> [PROVIDED ENTRIES]

**********

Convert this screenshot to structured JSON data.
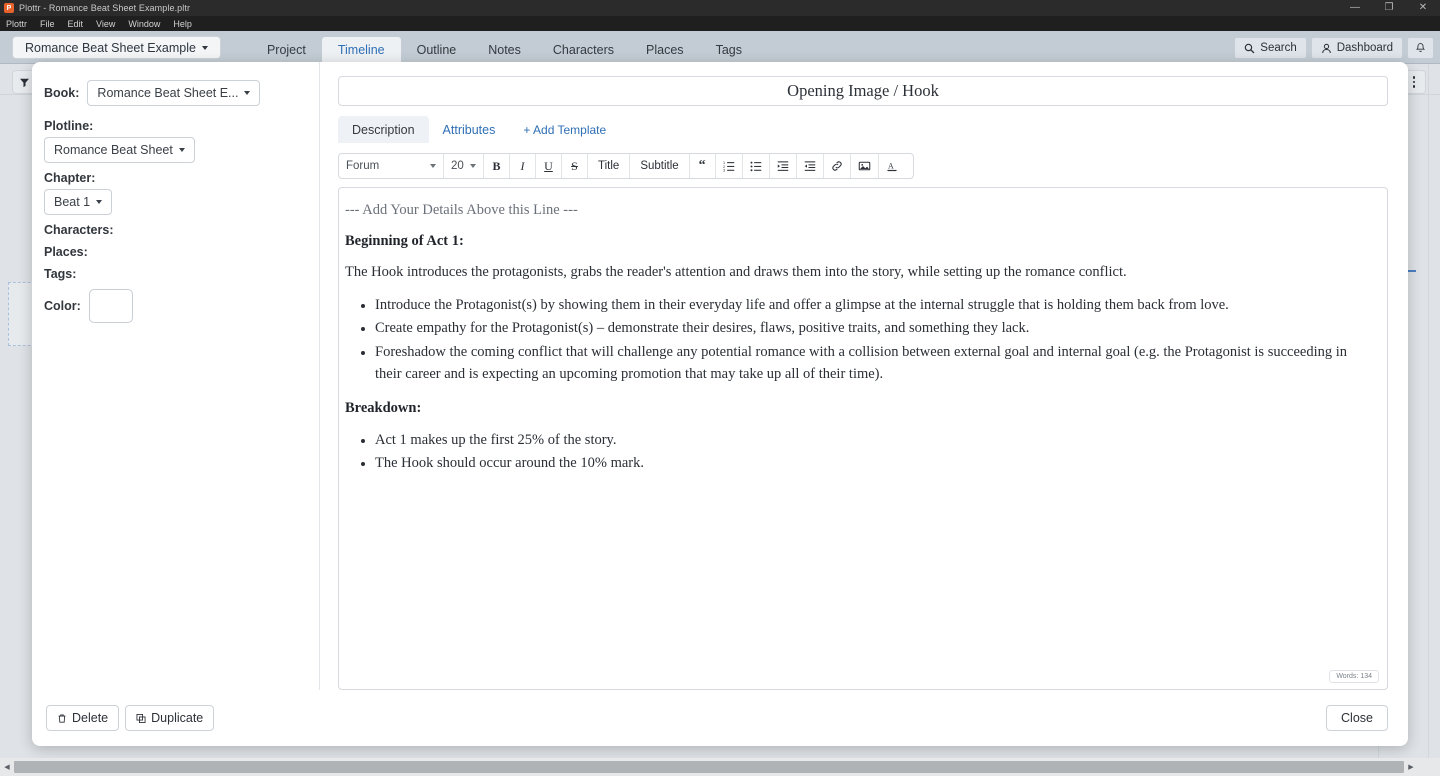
{
  "window": {
    "title": "Plottr - Romance Beat Sheet Example.pltr",
    "logo_letter": "P",
    "controls": [
      {
        "name": "minimize",
        "glyph": "—"
      },
      {
        "name": "maximize",
        "glyph": "❐"
      },
      {
        "name": "close",
        "glyph": "✕"
      }
    ]
  },
  "menubar": {
    "items": [
      "Plottr",
      "File",
      "Edit",
      "View",
      "Window",
      "Help"
    ]
  },
  "navbar": {
    "book_selector": "Romance Beat Sheet Example",
    "tabs": [
      {
        "label": "Project",
        "active": false
      },
      {
        "label": "Timeline",
        "active": true
      },
      {
        "label": "Outline",
        "active": false
      },
      {
        "label": "Notes",
        "active": false
      },
      {
        "label": "Characters",
        "active": false
      },
      {
        "label": "Places",
        "active": false
      },
      {
        "label": "Tags",
        "active": false
      }
    ],
    "search_label": "Search",
    "dashboard_label": "Dashboard",
    "notification_icon": "bell-icon"
  },
  "modal": {
    "title_value": "Opening Image / Hook",
    "meta": {
      "book_label": "Book:",
      "book_value": "Romance Beat Sheet E...",
      "plotline_label": "Plotline:",
      "plotline_value": "Romance Beat Sheet",
      "chapter_label": "Chapter:",
      "chapter_value": "Beat 1",
      "characters_label": "Characters:",
      "places_label": "Places:",
      "tags_label": "Tags:",
      "color_label": "Color:",
      "color_value": "#ffffff"
    },
    "tabs": [
      {
        "label": "Description",
        "active": true
      },
      {
        "label": "Attributes",
        "active": false
      },
      {
        "label": "+ Add Template",
        "active": false
      }
    ],
    "toolbar": {
      "font_family": "Forum",
      "font_size": "20",
      "bold": "B",
      "italic": "I",
      "underline": "U",
      "strikethrough": "S",
      "title": "Title",
      "subtitle": "Subtitle",
      "blockquote": "“",
      "ordered_list": "ordered-list-icon",
      "bullet_list": "bullet-list-icon",
      "indent": "indent-icon",
      "outdent": "outdent-icon",
      "link": "link-icon",
      "image": "image-icon",
      "text_color": "text-color-icon"
    },
    "editor": {
      "placeholder_line": "--- Add Your Details Above this Line ---",
      "heading_1": "Beginning of Act 1:",
      "paragraph_1": "The Hook introduces the protagonists, grabs the reader's attention and draws them into the story, while setting up the romance conflict.",
      "bullets_1": [
        "Introduce the Protagonist(s) by showing them in their everyday life and offer a glimpse at the internal struggle that is holding them back from love.",
        "Create empathy for the Protagonist(s) – demonstrate their desires, flaws, positive traits, and something they lack.",
        "Foreshadow the coming conflict that will challenge any potential romance with a collision between external goal and internal goal (e.g. the Protagonist is succeeding in their career and is expecting an upcoming promotion that may take up all of their time)."
      ],
      "heading_2": "Breakdown:",
      "bullets_2": [
        "Act 1 makes up the first 25% of the story.",
        "The Hook should occur around the 10% mark."
      ],
      "word_count": "Words: 134"
    },
    "footer": {
      "delete_label": "Delete",
      "duplicate_label": "Duplicate",
      "close_label": "Close"
    }
  },
  "workspace": {
    "filter_icon": "filter-icon",
    "menu_icon": "kebab-menu-icon"
  }
}
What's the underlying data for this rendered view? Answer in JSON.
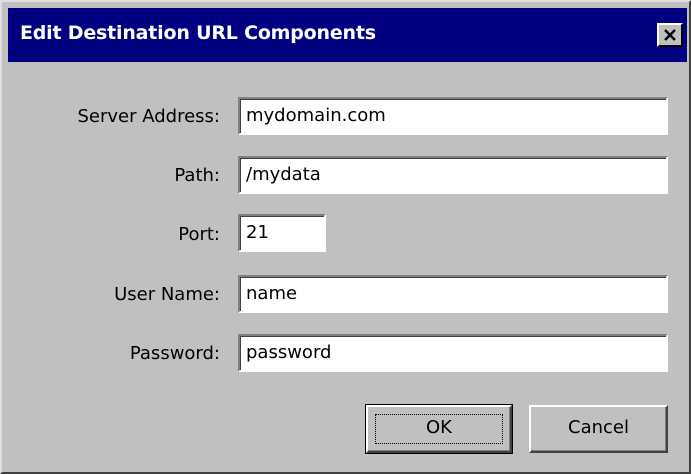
{
  "window": {
    "title": "Edit Destination URL Components",
    "close_icon": "close-icon"
  },
  "form": {
    "server_address": {
      "label": "Server Address:",
      "value": "mydomain.com"
    },
    "path": {
      "label": "Path:",
      "value": "/mydata"
    },
    "port": {
      "label": "Port:",
      "value": "21"
    },
    "user_name": {
      "label": "User Name:",
      "value": "name"
    },
    "password": {
      "label": "Password:",
      "value": "password"
    }
  },
  "buttons": {
    "ok_label": "OK",
    "cancel_label": "Cancel"
  },
  "colors": {
    "titlebar": "#000080",
    "face": "#c0c0c0"
  }
}
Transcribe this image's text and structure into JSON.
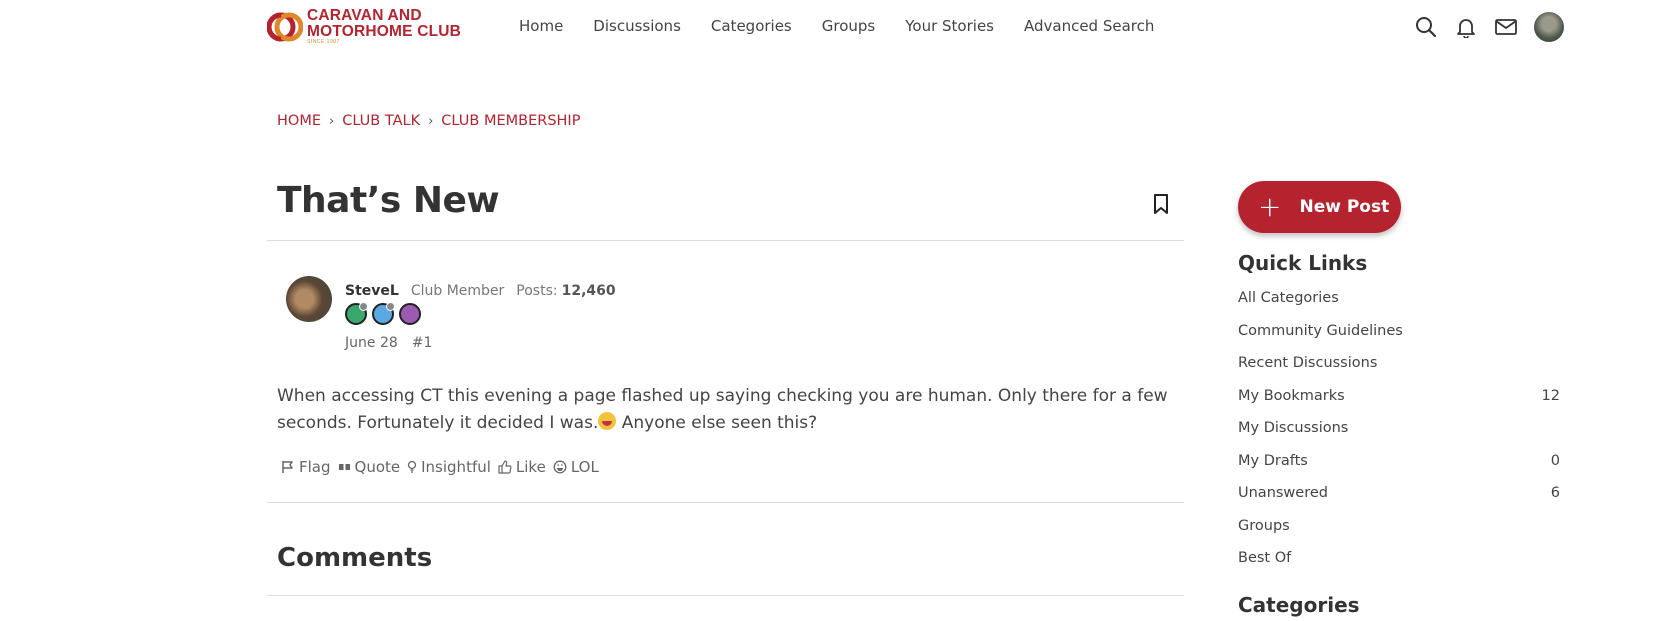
{
  "brand": {
    "line1": "CARAVAN AND",
    "line2": "MOTORHOME CLUB",
    "since": "SINCE 1907",
    "color": "#b5232f"
  },
  "nav": [
    "Home",
    "Discussions",
    "Categories",
    "Groups",
    "Your Stories",
    "Advanced Search"
  ],
  "header_icons": [
    "search-icon",
    "bell-icon",
    "mail-icon",
    "user-avatar"
  ],
  "breadcrumb": [
    "HOME",
    "CLUB TALK",
    "CLUB MEMBERSHIP"
  ],
  "discussion": {
    "title": "That’s New",
    "author": {
      "name": "SteveL",
      "role": "Club Member",
      "posts_label": "Posts:",
      "posts": "12,460"
    },
    "date": "June 28",
    "post_number": "#1",
    "body_part1": "When accessing CT this evening a page flashed up saying checking you are human. Only there for a few seconds. Fortunately it decided I was.",
    "body_part2": " Anyone else seen this?",
    "actions": [
      "Flag",
      "Quote",
      "Insightful",
      "Like",
      "LOL"
    ]
  },
  "comments_heading": "Comments",
  "sidebar": {
    "new_post": "New Post",
    "quick_links_title": "Quick Links",
    "quick_links": [
      {
        "label": "All Categories",
        "count": ""
      },
      {
        "label": "Community Guidelines",
        "count": ""
      },
      {
        "label": "Recent Discussions",
        "count": ""
      },
      {
        "label": "My Bookmarks",
        "count": "12"
      },
      {
        "label": "My Discussions",
        "count": ""
      },
      {
        "label": "My Drafts",
        "count": "0"
      },
      {
        "label": "Unanswered",
        "count": "6"
      },
      {
        "label": "Groups",
        "count": ""
      },
      {
        "label": "Best Of",
        "count": ""
      }
    ],
    "categories_title": "Categories"
  }
}
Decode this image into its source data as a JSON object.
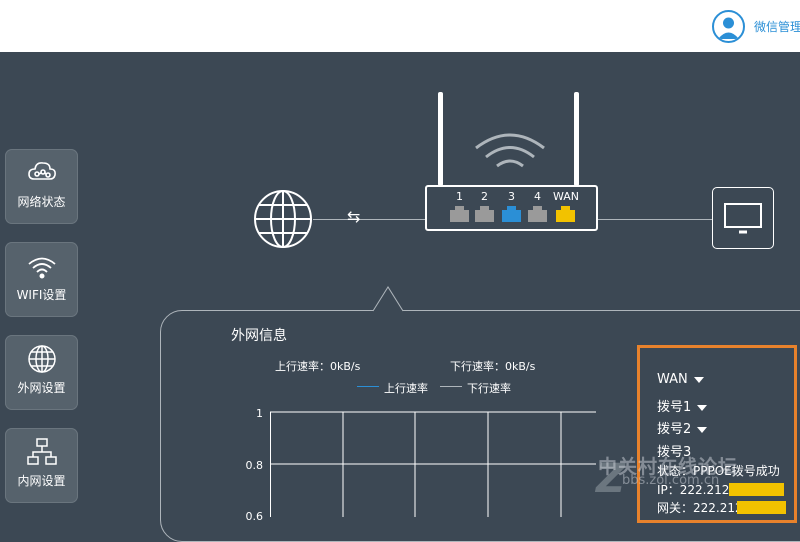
{
  "header": {
    "user_label": "微信管理",
    "avatar_icon": "user-avatar-icon",
    "accent_color": "#2b8fd6"
  },
  "sidebar": {
    "items": [
      {
        "label": "网络状态",
        "icon": "cloud-network-icon"
      },
      {
        "label": "WIFI设置",
        "icon": "wifi-icon"
      },
      {
        "label": "外网设置",
        "icon": "globe-icon"
      },
      {
        "label": "内网设置",
        "icon": "lan-topology-icon"
      }
    ]
  },
  "diagram": {
    "internet_icon": "globe-icon",
    "link_icon": "swap-arrows-icon",
    "swap_glyph": "⇆",
    "ports": [
      {
        "label": "1",
        "color": "#9a9a9a"
      },
      {
        "label": "2",
        "color": "#9a9a9a"
      },
      {
        "label": "3",
        "color": "#2b8fd6"
      },
      {
        "label": "4",
        "color": "#9a9a9a"
      },
      {
        "label": "WAN",
        "color": "#f2c200"
      }
    ],
    "device_icon": "monitor-icon"
  },
  "panel": {
    "title": "外网信息",
    "upload_rate": "上行速率：0kB/s",
    "download_rate": "下行速率：0kB/s",
    "legend": [
      {
        "label": "上行速率",
        "color": "#2b8fd6"
      },
      {
        "label": "下行速率",
        "color": "#aeb5bb"
      }
    ],
    "y_ticks": [
      "1",
      "0.8",
      "0.6"
    ]
  },
  "chart_data": {
    "type": "line",
    "title": "",
    "series": [
      {
        "name": "上行速率",
        "values": []
      },
      {
        "name": "下行速率",
        "values": []
      }
    ],
    "y_ticks": [
      1,
      0.8,
      0.6
    ],
    "grid": true
  },
  "wan": {
    "items": [
      "WAN",
      "拨号1",
      "拨号2"
    ],
    "selected": "拨号3",
    "status": "状态：PPPOE拨号成功",
    "ip": "IP：222.212",
    "gateway": "网关：222.212",
    "border_color": "#e8822c",
    "mask_color": "#f2c200"
  },
  "watermark": {
    "text": "中关村在线论坛",
    "url": "bbs.zol.com.cn"
  }
}
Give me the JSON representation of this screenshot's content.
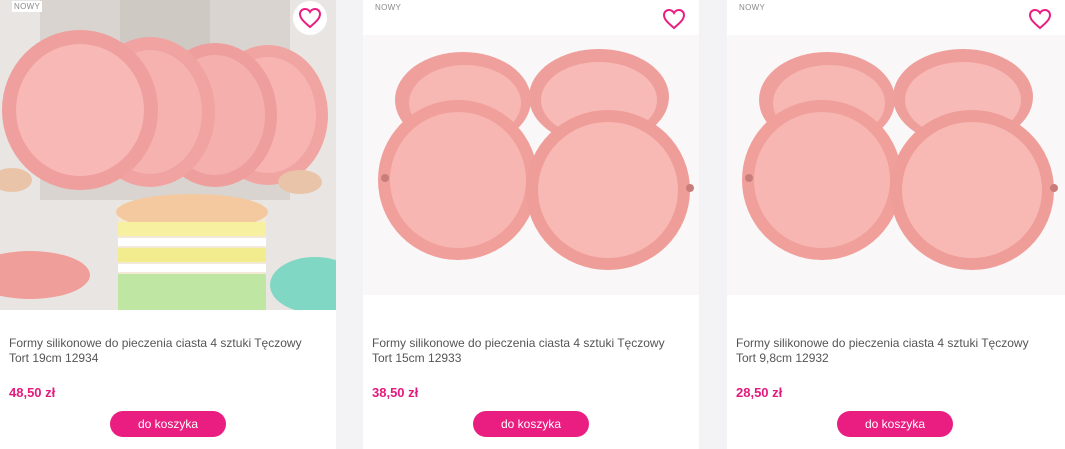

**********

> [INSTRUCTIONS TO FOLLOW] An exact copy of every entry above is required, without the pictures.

> [RESULT OF THE EXERCISE]
Convert this screenshot to structured JSON data.
{
  "window": {
    "title": "Plottr - Romance Beat Sheet Example.pltr",
    "logo_letter": "P",
    "controls": [
      {
        "name": "minimize",
        "glyph": "—"
      },
      {
        "name": "maximize",
        "glyph": "❐"
      },
      {
        "name": "close",
        "glyph": "✕"
      }
    ]
  },
  "menubar": {
    "items": [
      "Plottr",
      "File",
      "Edit",
      "View",
      "Window",
      "Help"
    ]
  },
  "navbar": {
    "book_selector": "Romance Beat Sheet Example",
    "tabs": [
      {
        "label": "Project",
        "active": false
      },
      {
        "label": "Timeline",
        "active": true
      },
      {
        "label": "Outline",
        "active": false
      },
      {
        "label": "Notes",
        "active": false
      },
      {
        "label": "Characters",
        "active": false
      },
      {
        "label": "Places",
        "active": false
      },
      {
        "label": "Tags",
        "active": false
      }
    ],
    "search_label": "Search",
    "dashboard_label": "Dashboard",
    "notification_icon": "bell-icon"
  },
  "modal": {
    "title_value": "Opening Image / Hook",
    "meta": {
      "book_label": "Book:",
      "book_value": "Romance Beat Sheet E...",
      "plotline_label": "Plotline:",
      "plotline_value": "Romance Beat Sheet",
      "chapter_label": "Chapter:",
      "chapter_value": "Beat 1",
      "characters_label": "Characters:",
      "places_label": "Places:",
      "tags_label": "Tags:",
      "color_label": "Color:",
      "color_value": "#ffffff"
    },
    "tabs": [
      {
        "label": "Description",
        "active": true
      },
      {
        "label": "Attributes",
        "active": false
      },
      {
        "label": "+ Add Template",
        "active": false
      }
    ],
    "toolbar": {
      "font_family": "Forum",
      "font_size": "20",
      "bold": "B",
      "italic": "I",
      "underline": "U",
      "strikethrough": "S",
      "title": "Title",
      "subtitle": "Subtitle",
      "blockquote": "“",
      "ordered_list": "ordered-list-icon",
      "bullet_list": "bullet-list-icon",
      "indent": "indent-icon",
      "outdent": "outdent-icon",
      "link": "link-icon",
      "image": "image-icon",
      "text_color": "text-color-icon"
    },
    "editor": {
      "placeholder_line": "--- Add Your Details Above this Line ---",
      "heading_1": "Beginning of Act 1:",
      "paragraph_1": "The Hook introduces the protagonists, grabs the reader's attention and draws them into the story, while setting up the romance conflict.",
      "bullets_1": [
        "Introduce the Protagonist(s) by showing them in their everyday life and offer a glimpse at the internal struggle that is holding them back from love.",
        "Create empathy for the Protagonist(s) – demonstrate their desires, flaws, positive traits, and something they lack.",
        "Foreshadow the coming conflict that will challenge any potential romance with a collision between external goal and internal goal (e.g. the Protagonist is succeeding in their career and is expecting an upcoming promotion that may take up all of their time)."
      ],
      "heading_2": "Breakdown:",
      "bullets_2": [
        "Act 1 makes up the first 25% of the story.",
        "The Hook should occur around the 10% mark."
      ],
      "word_count": "Words: 134"
    },
    "footer": {
      "delete_label": "Delete",
      "duplicate_label": "Duplicate",
      "close_label": "Close"
    }
  },
  "workspace": {
    "filter_icon": "filter-icon",
    "menu_icon": "kebab-menu-icon"
  }
}
What's the underlying data for this rendered view? Answer in JSON.
{
  "window": {
    "title": "Edit Destination URL Components",
    "close_icon": "close-icon"
  },
  "form": {
    "server_address": {
      "label": "Server Address:",
      "value": "mydomain.com"
    },
    "path": {
      "label": "Path:",
      "value": "/mydata"
    },
    "port": {
      "label": "Port:",
      "value": "21"
    },
    "user_name": {
      "label": "User Name:",
      "value": "name"
    },
    "password": {
      "label": "Password:",
      "value": "password"
    }
  },
  "buttons": {
    "ok_label": "OK",
    "cancel_label": "Cancel"
  },
  "colors": {
    "titlebar": "#000080",
    "face": "#c0c0c0"
  }
}
Transcribe this image's text and structure into JSON.
{
  "brand": {
    "line1": "CARAVAN AND",
    "line2": "MOTORHOME CLUB",
    "since": "SINCE 1907",
    "color": "#b5232f"
  },
  "nav": [
    "Home",
    "Discussions",
    "Categories",
    "Groups",
    "Your Stories",
    "Advanced Search"
  ],
  "header_icons": [
    "search-icon",
    "bell-icon",
    "mail-icon",
    "user-avatar"
  ],
  "breadcrumb": [
    "HOME",
    "CLUB TALK",
    "CLUB MEMBERSHIP"
  ],
  "discussion": {
    "title": "That’s New",
    "author": {
      "name": "SteveL",
      "role": "Club Member",
      "posts_label": "Posts:",
      "posts": "12,460"
    },
    "date": "June 28",
    "post_number": "#1",
    "body_part1": "When accessing CT this evening a page flashed up saying checking you are human. Only there for a few seconds. Fortunately it decided I was.",
    "body_part2": " Anyone else seen this?",
    "actions": [
      "Flag",
      "Quote",
      "Insightful",
      "Like",
      "LOL"
    ]
  },
  "comments_heading": "Comments",
  "sidebar": {
    "new_post": "New Post",
    "quick_links_title": "Quick Links",
    "quick_links": [
      {
        "label": "All Categories",
        "count": ""
      },
      {
        "label": "Community Guidelines",
        "count": ""
      },
      {
        "label": "Recent Discussions",
        "count": ""
      },
      {
        "label": "My Bookmarks",
        "count": "12"
      },
      {
        "label": "My Discussions",
        "count": ""
      },
      {
        "label": "My Drafts",
        "count": "0"
      },
      {
        "label": "Unanswered",
        "count": "6"
      },
      {
        "label": "Groups",
        "count": ""
      },
      {
        "label": "Best Of",
        "count": ""
      }
    ],
    "categories_title": "Categories"
  }
}
Decode this image into its source data as a JSON object.
{
  "header": {
    "user_label": "微信管理",
    "avatar_icon": "user-avatar-icon",
    "accent_color": "#2b8fd6"
  },
  "sidebar": {
    "items": [
      {
        "label": "网络状态",
        "icon": "cloud-network-icon"
      },
      {
        "label": "WIFI设置",
        "icon": "wifi-icon"
      },
      {
        "label": "外网设置",
        "icon": "globe-icon"
      },
      {
        "label": "内网设置",
        "icon": "lan-topology-icon"
      }
    ]
  },
  "diagram": {
    "internet_icon": "globe-icon",
    "link_icon": "swap-arrows-icon",
    "swap_glyph": "⇆",
    "ports": [
      {
        "label": "1",
        "color": "#9a9a9a"
      },
      {
        "label": "2",
        "color": "#9a9a9a"
      },
      {
        "label": "3",
        "color": "#2b8fd6"
      },
      {
        "label": "4",
        "color": "#9a9a9a"
      },
      {
        "label": "WAN",
        "color": "#f2c200"
      }
    ],
    "device_icon": "monitor-icon"
  },
  "panel": {
    "title": "外网信息",
    "upload_rate": "上行速率：0kB/s",
    "download_rate": "下行速率：0kB/s",
    "legend": [
      {
        "label": "上行速率",
        "color": "#2b8fd6"
      },
      {
        "label": "下行速率",
        "color": "#aeb5bb"
      }
    ],
    "y_ticks": [
      "1",
      "0.8",
      "0.6"
    ]
  },
  "chart_data": {
    "type": "line",
    "title": "",
    "series": [
      {
        "name": "上行速率",
        "values": []
      },
      {
        "name": "下行速率",
        "values": []
      }
    ],
    "y_ticks": [
      1,
      0.8,
      0.6
    ],
    "grid": true
  },
  "wan": {
    "items": [
      "WAN",
      "拨号1",
      "拨号2"
    ],
    "selected": "拨号3",
    "status": "状态：PPPOE拨号成功",
    "ip": "IP：222.212",
    "gateway": "网关：222.212",
    "border_color": "#e8822c",
    "mask_color": "#f2c200"
  },
  "watermark": {
    "text": "中关村在线论坛",
    "url": "bbs.zol.com.cn"
  }
}
Give me the JSON representation of this screenshot's content.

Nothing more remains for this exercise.